§ Exercise:
Check every line below for the string "true", and copy the lines that contain it.

Stored dataset items
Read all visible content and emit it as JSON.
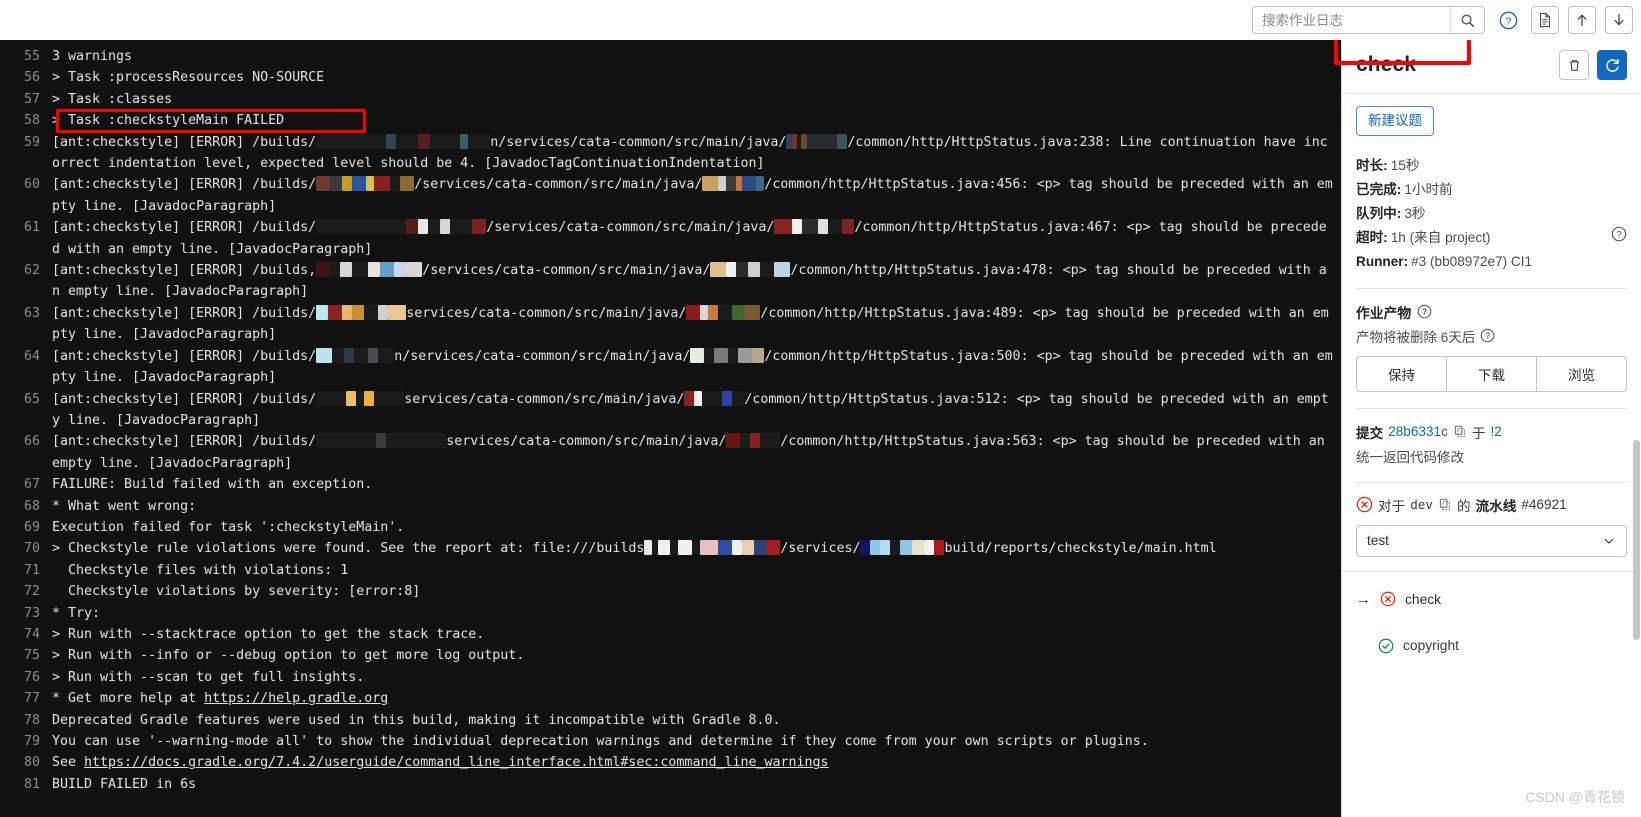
{
  "topbar": {
    "search_placeholder": "搜索作业日志",
    "search_value": "",
    "search_icon": "search-icon",
    "help_icon": "question-circle-icon",
    "raw_icon": "file-document-icon",
    "scroll_top_icon": "scroll-to-top-icon",
    "scroll_bottom_icon": "scroll-to-bottom-icon"
  },
  "sidebar": {
    "title": "check",
    "erase_icon": "trash-icon",
    "retry_icon": "retry-refresh-icon",
    "new_issue_label": "新建议题",
    "meta": [
      {
        "label": "时长:",
        "value": "15秒",
        "help": false
      },
      {
        "label": "已完成:",
        "value": "1小时前",
        "help": false
      },
      {
        "label": "队列中:",
        "value": "3秒",
        "help": false
      },
      {
        "label": "超时:",
        "value": "1h (来自 project)",
        "help": true
      },
      {
        "label": "Runner:",
        "value": "#3 (bb08972e7) CI1",
        "help": false
      }
    ],
    "artifacts": {
      "title": "作业产物",
      "title_help": "help-icon",
      "expiry_text": "产物将被删除 6天后",
      "expiry_help": "help-icon",
      "buttons": [
        "保持",
        "下载",
        "浏览"
      ]
    },
    "commit": {
      "label": "提交",
      "sha": "28b6331c",
      "copy_icon": "copy-icon",
      "preposition": "于",
      "mr_ref": "!2",
      "message": "统一返回代码修改"
    },
    "pipeline": {
      "status_icon": "failed-status-icon",
      "prefix": "对于",
      "branch": "dev",
      "copy_icon": "copy-icon",
      "middle": "的",
      "label": "流水线",
      "number": "#46921"
    },
    "stage_select": {
      "value": "test",
      "chevron_icon": "chevron-down-icon"
    },
    "jobs": [
      {
        "name": "check",
        "status": "failed",
        "current": true
      },
      {
        "name": "copyright",
        "status": "passed",
        "current": false
      }
    ]
  },
  "watermark": "CSDN @青花锁",
  "log": {
    "lines": [
      {
        "n": "55",
        "parts": [
          {
            "t": "3 warnings"
          }
        ]
      },
      {
        "n": "56",
        "parts": [
          {
            "t": "> Task :processResources NO-SOURCE"
          }
        ]
      },
      {
        "n": "57",
        "parts": [
          {
            "t": "> Task :classes"
          }
        ]
      },
      {
        "n": "58",
        "parts": [
          {
            "t": "> Task :checkstyleMain FAILED"
          }
        ],
        "highlight": true
      },
      {
        "n": "59",
        "parts": [
          {
            "t": "[ant:checkstyle] [ERROR] /builds/"
          },
          {
            "redact": [
              [
                70,
                "#1b1b1b"
              ],
              [
                10,
                "#2c4750"
              ],
              [
                22,
                "#1b1b1b"
              ],
              [
                12,
                "#5a1d1d"
              ],
              [
                30,
                "#1b1b1b"
              ],
              [
                8,
                "#3a5f6e"
              ],
              [
                22,
                "#1b1b1b"
              ]
            ]
          },
          {
            "t": "n/services/cata-common/src/main/java/"
          },
          {
            "redact": [
              [
                6,
                "#26455c"
              ],
              [
                5,
                "#7a3030"
              ],
              [
                4,
                "#1b1b1b"
              ],
              [
                6,
                "#6a4a2a"
              ],
              [
                30,
                "#2a2a33"
              ],
              [
                10,
                "#3a5560"
              ]
            ]
          },
          {
            "t": "/common/http/HttpStatus.java:238: Line continuation have incorrect indentation level, expected level should be 4. [JavadocTagContinuationIndentation]"
          }
        ]
      },
      {
        "n": "60",
        "parts": [
          {
            "t": "[ant:checkstyle] [ERROR] /builds/"
          },
          {
            "redact": [
              [
                14,
                "#6b3a2a"
              ],
              [
                12,
                "#3a3a3a"
              ],
              [
                10,
                "#c8a020"
              ],
              [
                14,
                "#2a55a0"
              ],
              [
                8,
                "#d8c050"
              ],
              [
                16,
                "#8a2020"
              ],
              [
                10,
                "#1b1b1b"
              ],
              [
                14,
                "#8a6a30"
              ]
            ]
          },
          {
            "t": "/services/cata-common/src/main/java/"
          },
          {
            "redact": [
              [
                16,
                "#c8a060"
              ],
              [
                8,
                "#d0d0d0"
              ],
              [
                10,
                "#3a3a3a"
              ],
              [
                6,
                "#c87040"
              ],
              [
                14,
                "#2a4a8a"
              ],
              [
                8,
                "#3a6a8a"
              ]
            ]
          },
          {
            "t": "/common/http/HttpStatus.java:456: <p> tag should be preceded with an empty line. [JavadocParagraph]"
          }
        ]
      },
      {
        "n": "61",
        "parts": [
          {
            "t": "[ant:checkstyle] [ERROR] /builds/"
          },
          {
            "redact": [
              [
                90,
                "#1b1b1b"
              ],
              [
                12,
                "#5a1a1a"
              ],
              [
                10,
                "#e8e8e8"
              ],
              [
                12,
                "#1b1b1b"
              ],
              [
                10,
                "#d8d8d8"
              ],
              [
                22,
                "#1b1b1b"
              ],
              [
                14,
                "#7a2020"
              ]
            ]
          },
          {
            "t": "/services/cata-common/src/main/java/"
          },
          {
            "redact": [
              [
                18,
                "#8a2424"
              ],
              [
                10,
                "#f0f0f0"
              ],
              [
                16,
                "#2b2b2b"
              ],
              [
                10,
                "#e0e0e0"
              ],
              [
                14,
                "#1b1b1b"
              ],
              [
                12,
                "#7a2424"
              ]
            ]
          },
          {
            "t": "/common/http/HttpStatus.java:467: <p> tag should be preceded with an empty line. [JavadocParagraph]"
          }
        ]
      },
      {
        "n": "62",
        "parts": [
          {
            "t": "[ant:checkstyle] [ERROR] /builds,"
          },
          {
            "redact": [
              [
                14,
                "#401414"
              ],
              [
                10,
                "#1b1b1b"
              ],
              [
                12,
                "#d8d8d8"
              ],
              [
                16,
                "#1b1b1b"
              ],
              [
                12,
                "#e8e4dc"
              ],
              [
                14,
                "#60a0c8"
              ],
              [
                12,
                "#c8d8e8"
              ],
              [
                16,
                "#d8d8d8"
              ]
            ]
          },
          {
            "t": "/services/cata-common/src/main/java/"
          },
          {
            "redact": [
              [
                16,
                "#e0c090"
              ],
              [
                10,
                "#f0f0f0"
              ],
              [
                12,
                "#2b2b2b"
              ],
              [
                12,
                "#d0d0d0"
              ],
              [
                14,
                "#1b1b1b"
              ],
              [
                16,
                "#bcd4e4"
              ]
            ]
          },
          {
            "t": "/common/http/HttpStatus.java:478: <p> tag should be preceded with an empty line. [JavadocParagraph]"
          }
        ]
      },
      {
        "n": "63",
        "parts": [
          {
            "t": "[ant:checkstyle] [ERROR] /builds/"
          },
          {
            "redact": [
              [
                12,
                "#bce8ec"
              ],
              [
                14,
                "#8a2424"
              ],
              [
                10,
                "#e8b870"
              ],
              [
                12,
                "#c89030"
              ],
              [
                14,
                "#1b1b1b"
              ],
              [
                10,
                "#d0d0d0"
              ],
              [
                18,
                "#e8c890"
              ]
            ]
          },
          {
            "t": "services/cata-common/src/main/java/"
          },
          {
            "redact": [
              [
                14,
                "#8a1c1c"
              ],
              [
                8,
                "#d8d8d8"
              ],
              [
                10,
                "#c87840"
              ],
              [
                14,
                "#1b1b1b"
              ],
              [
                12,
                "#3a6a30"
              ],
              [
                16,
                "#7a5a30"
              ]
            ]
          },
          {
            "t": "/common/http/HttpStatus.java:489: <p> tag should be preceded with an empty line. [JavadocParagraph]"
          }
        ]
      },
      {
        "n": "64",
        "parts": [
          {
            "t": "[ant:checkstyle] [ERROR] /builds/"
          },
          {
            "redact": [
              [
                16,
                "#bce4ec"
              ],
              [
                12,
                "#1b1b1b"
              ],
              [
                10,
                "#2a3a4a"
              ],
              [
                14,
                "#1b1b1b"
              ],
              [
                10,
                "#4a4a52"
              ],
              [
                16,
                "#1b1b1b"
              ]
            ]
          },
          {
            "t": "n/services/cata-common/src/main/java/"
          },
          {
            "redact": [
              [
                14,
                "#e8ece0"
              ],
              [
                10,
                "#1b1b1b"
              ],
              [
                14,
                "#7a7a7a"
              ],
              [
                10,
                "#1b1b1b"
              ],
              [
                14,
                "#9a9a9a"
              ],
              [
                12,
                "#b4a890"
              ]
            ]
          },
          {
            "t": "/common/http/HttpStatus.java:500: <p> tag should be preceded with an empty line. [JavadocParagraph]"
          }
        ]
      },
      {
        "n": "65",
        "parts": [
          {
            "t": "[ant:checkstyle] [ERROR] /builds/"
          },
          {
            "redact": [
              [
                30,
                "#1b1b1b"
              ],
              [
                10,
                "#e8c068"
              ],
              [
                8,
                "#1b1b1b"
              ],
              [
                10,
                "#e8b040"
              ],
              [
                30,
                "#1b1b1b"
              ]
            ]
          },
          {
            "t": "services/cata-common/src/main/java/"
          },
          {
            "redact": [
              [
                10,
                "#8a2424"
              ],
              [
                8,
                "#f0f0f0"
              ],
              [
                20,
                "#1b1b1b"
              ],
              [
                10,
                "#2a44a8"
              ],
              [
                12,
                "#1b1b1b"
              ]
            ]
          },
          {
            "t": "/common/http/HttpStatus.java:512: <p> tag should be preceded with an empty line. [JavadocParagraph]"
          }
        ]
      },
      {
        "n": "66",
        "parts": [
          {
            "t": "[ant:checkstyle] [ERROR] /builds/"
          },
          {
            "redact": [
              [
                60,
                "#1b1b1b"
              ],
              [
                10,
                "#3a3a3a"
              ],
              [
                60,
                "#1b1b1b"
              ]
            ]
          },
          {
            "t": "services/cata-common/src/main/java/"
          },
          {
            "redact": [
              [
                14,
                "#6a1414"
              ],
              [
                10,
                "#1b1b1b"
              ],
              [
                10,
                "#8a2020"
              ],
              [
                20,
                "#1b1b1b"
              ]
            ]
          },
          {
            "t": "/common/http/HttpStatus.java:563: <p> tag should be preceded with an empty line. [JavadocParagraph]"
          }
        ]
      },
      {
        "n": "67",
        "parts": [
          {
            "t": "FAILURE: Build failed with an exception."
          }
        ]
      },
      {
        "n": "68",
        "parts": [
          {
            "t": "* What went wrong:"
          }
        ]
      },
      {
        "n": "69",
        "parts": [
          {
            "t": "Execution failed for task ':checkstyleMain'."
          }
        ]
      },
      {
        "n": "70",
        "parts": [
          {
            "t": "> Checkstyle rule violations were found. See the report at: file:///builds"
          },
          {
            "redact": [
              [
                8,
                "#e8e8e8"
              ],
              [
                6,
                "#1b1b1b"
              ],
              [
                12,
                "#f0f0f0"
              ],
              [
                8,
                "#1b1b1b"
              ],
              [
                14,
                "#f0f0f0"
              ],
              [
                8,
                "#1b1b1b"
              ],
              [
                18,
                "#e8c0c0"
              ],
              [
                14,
                "#2a50a0"
              ],
              [
                10,
                "#f0f0f0"
              ],
              [
                12,
                "#e8d0b0"
              ],
              [
                12,
                "#2a4478"
              ],
              [
                14,
                "#a02020"
              ]
            ]
          },
          {
            "t": "/services/"
          },
          {
            "redact": [
              [
                10,
                "#141466"
              ],
              [
                10,
                "#8cc8e8"
              ],
              [
                10,
                "#b4dcf0"
              ],
              [
                10,
                "#1b1b1b"
              ],
              [
                12,
                "#8cc8e8"
              ],
              [
                12,
                "#e8e4c8"
              ],
              [
                10,
                "#f0f0f0"
              ],
              [
                10,
                "#b01818"
              ]
            ]
          },
          {
            "t": "build/reports/checkstyle/main.html"
          }
        ]
      },
      {
        "n": "71",
        "parts": [
          {
            "t": "  Checkstyle files with violations: 1"
          }
        ]
      },
      {
        "n": "72",
        "parts": [
          {
            "t": "  Checkstyle violations by severity: [error:8]"
          }
        ]
      },
      {
        "n": "73",
        "parts": [
          {
            "t": "* Try:"
          }
        ]
      },
      {
        "n": "74",
        "parts": [
          {
            "t": "> Run with --stacktrace option to get the stack trace."
          }
        ]
      },
      {
        "n": "75",
        "parts": [
          {
            "t": "> Run with --info or --debug option to get more log output."
          }
        ]
      },
      {
        "n": "76",
        "parts": [
          {
            "t": "> Run with --scan to get full insights."
          }
        ]
      },
      {
        "n": "77",
        "parts": [
          {
            "t": "* Get more help at "
          },
          {
            "t": "https://help.gradle.org",
            "link": true
          }
        ]
      },
      {
        "n": "78",
        "parts": [
          {
            "t": "Deprecated Gradle features were used in this build, making it incompatible with Gradle 8.0."
          }
        ]
      },
      {
        "n": "79",
        "parts": [
          {
            "t": "You can use '--warning-mode all' to show the individual deprecation warnings and determine if they come from your own scripts or plugins."
          }
        ]
      },
      {
        "n": "80",
        "parts": [
          {
            "t": "See "
          },
          {
            "t": "https://docs.gradle.org/7.4.2/userguide/command_line_interface.html#sec:command_line_warnings",
            "link": true
          }
        ]
      },
      {
        "n": "81",
        "parts": [
          {
            "t": "BUILD FAILED in 6s"
          }
        ]
      }
    ]
  },
  "colors": {
    "annotation_red": "#fe0000",
    "log_bg": "#111111",
    "accent_blue": "#1068bf",
    "status_failed": "#dd2b0e",
    "status_passed": "#108548"
  }
}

§ Solution for this exercise:
        "help": true
        "current": true
        "highlight": true
            "link": true
            "link": true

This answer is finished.